Building the railway

Centenary of the Opening of the Trans- Australian Railway

Celebration: Sunday, October 22 at the Port Augusta Railway Station

Part 1 of 3 – Building the Railway and Port Augusta’s Importance

On the 14th of September 1912 the "Turning of the First Sod" ceremony was performed at Port Augusta by the Governor-General, Lord Denman. A message of congratulations was received from His Majesty King George V. A similar celebration took place in Kalgoorlie on the 12th of February 1913 which was performed by Prime Minister Andrew Fischer.

Work had begun on one of Australia’s greatest feats of engineering.

Over the entire 1,053 mile or 1,695 kms of the railway there was no permanent surface water.

At the time that construction commenced at least 800 miles or 1,287 kms of the route was entirely uninhabited by white settlers.

There were no towns, hospitals or farms on which to reply upon for your everyday needs.

The organisation of the building of the line and the welfare of the workforce was like no other project undertaken in the country at the time.

The Department had to include all necessities for the workman and subsequently their families.

Services included boarding houses, postal, telegraph and banking services, medical and field hospital facilities along with food and water supplies for the entire workforce.

The Roberts tracklayers were ordered from Messrs. Roberts Brothers of Chicago USA. It was the Minister King O’Malley who believed that this tracklayer would revolutionise the way rail was laid.

The layer was the means of depositing both rails and sleepers at the railhead at the same time whilst saving considerable manpower. The tracklayers proved to be highly successful.

Under the capable guidance of Engineer-in-Chief Norris Bell and Supervising Engineers Captain Saunders and John Darbyshire the line, through some of the world’s most inhospitable country, continued to forge a path through which very few people had ever even crossed.

The building was hindered by World War One shortages of both men and materials.

The two tracklaying teams linked the final rails together at a point near Ooldea at 1.45pm on Wednesday the 17th October 1917. The rails were linked at a point 691.068 kms from Port Augusta and 1,011.011 kms from Kalgoorlie.

Included in the 1,692 km railway was, and still is, the world’s longest straight stretch of railway line.

At a point 13 kms east of Nurina (WA) the line extends eastward for 478 kms to a point between Ooldea and Watson in South Australia without a single curve.

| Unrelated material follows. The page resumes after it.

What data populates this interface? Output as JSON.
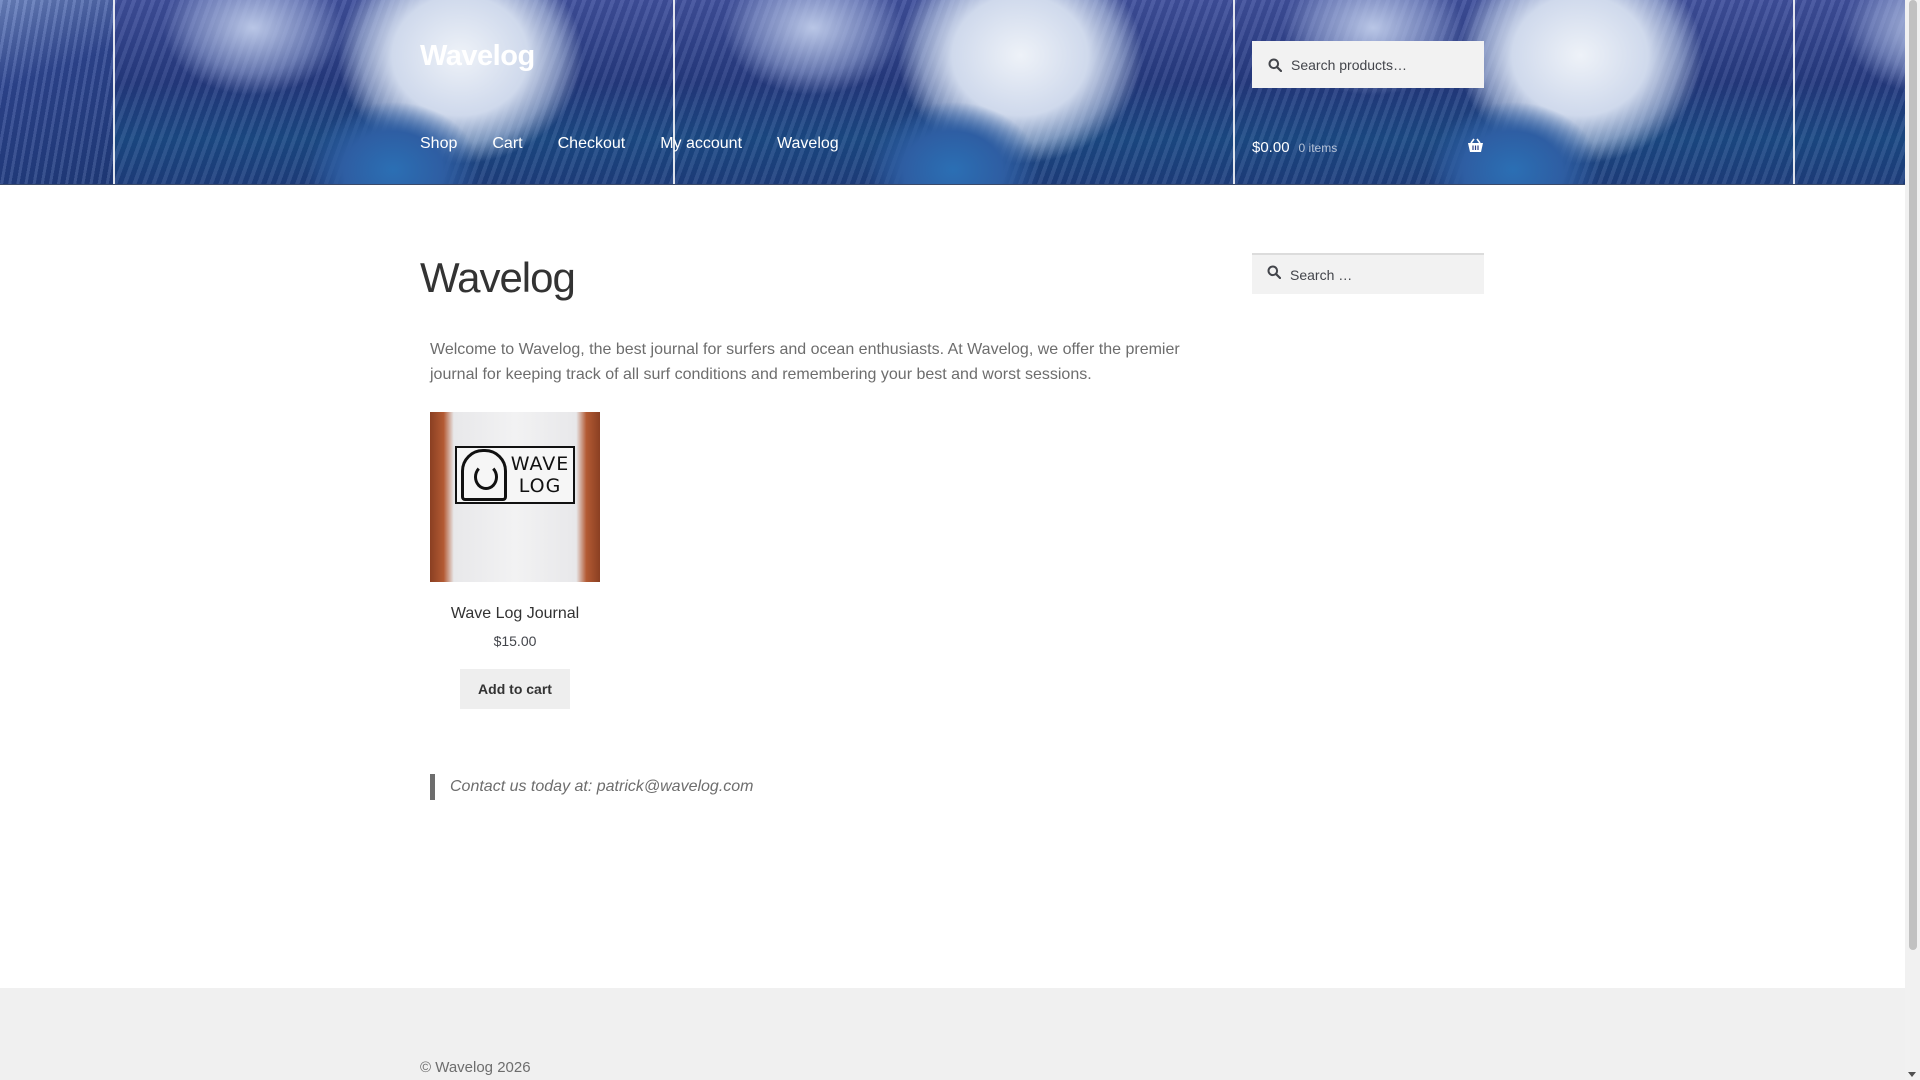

The first passenger train left Port Augusta for Kalgoorlie at 9.32pm on Monday the 22nd of October 1917 hauled by locomotive G21.

The final cost of the 1,682 km long railway was £6,667,360.

In today’s terms that equates to around $616 million dollars. Considering the large rise in the cost of materials and labour that occurred during the war, and the additional works involved, such as some ballasting and heavier rail, to have completed the works for the final cost was a remarkable achievement.

The “Tea and Sugar” train began its life in 1915 servicing some of the most remote locations in the world along the Trans-Australian Railway providing goods and services to workers.

The service gradually increased to also serve many isolated communities along the route.

Running between Port Augusta and Kalgoorlie, the train carried groceries and fresh meat (with a butchers van) and also provided banking/pay facilities.

Prices were comparable with major cities and towns.  

From the early 1950’s at Christmas time it even bought Father Christmas along to distribute presents to children along the line.

Over the years diesel locomotives replaced steam locomotives (early 1950’s), which cut the number of camps along the line.

In the 1970’s camps reduced further as continuously welded rails were introduced, this was followed by concrete sleepers replacing timber sleepers, further reducing track maintenance and camps. The last run of the Tea and Sugar train was in 1996.

Water, for both locomotives and for human consumption, was a problem for the outset. There was no permanent surface water along the entire length of the railway and bore water was of very poor quality.

This played havoc with the steam engine boilers which corroded quickly. Water treatment plants were set up to improve water quality which proved successful.

It was not until 1951 when Diesel locomotives were introduced that the Commonwealth Railways began to prosper.

Thus began a “golden age” for the railways and Port Augusta as the railway became more reliable and profitable for the first time.

For 60 years Port Augusta was the Administrative and Engineering headquarters for the Commonwealth Railways being one of the most important railway towns in Australia.

The railways were privatised in 1997 thus ending an era of which will never be seen again in Port Augusta.

Even before this the many camps along the Trans-Australian Railway were slowly fading into memory.

We have a unique opportunity on October 22 to turn back the clock and relive some of those heady days that are now just distant memories.

A chance to ponder if Port Augusta, and those many line locations to the west, would even exist today if not for the Commonwealth Railways and the Trans-Australian Railway.

It is our chance to say thank you to all those who lived and worked on the Trans-Australian Railway over the past 100 years.  

Next Feature

 The Trans-Australian Railway Today (being published on September 27)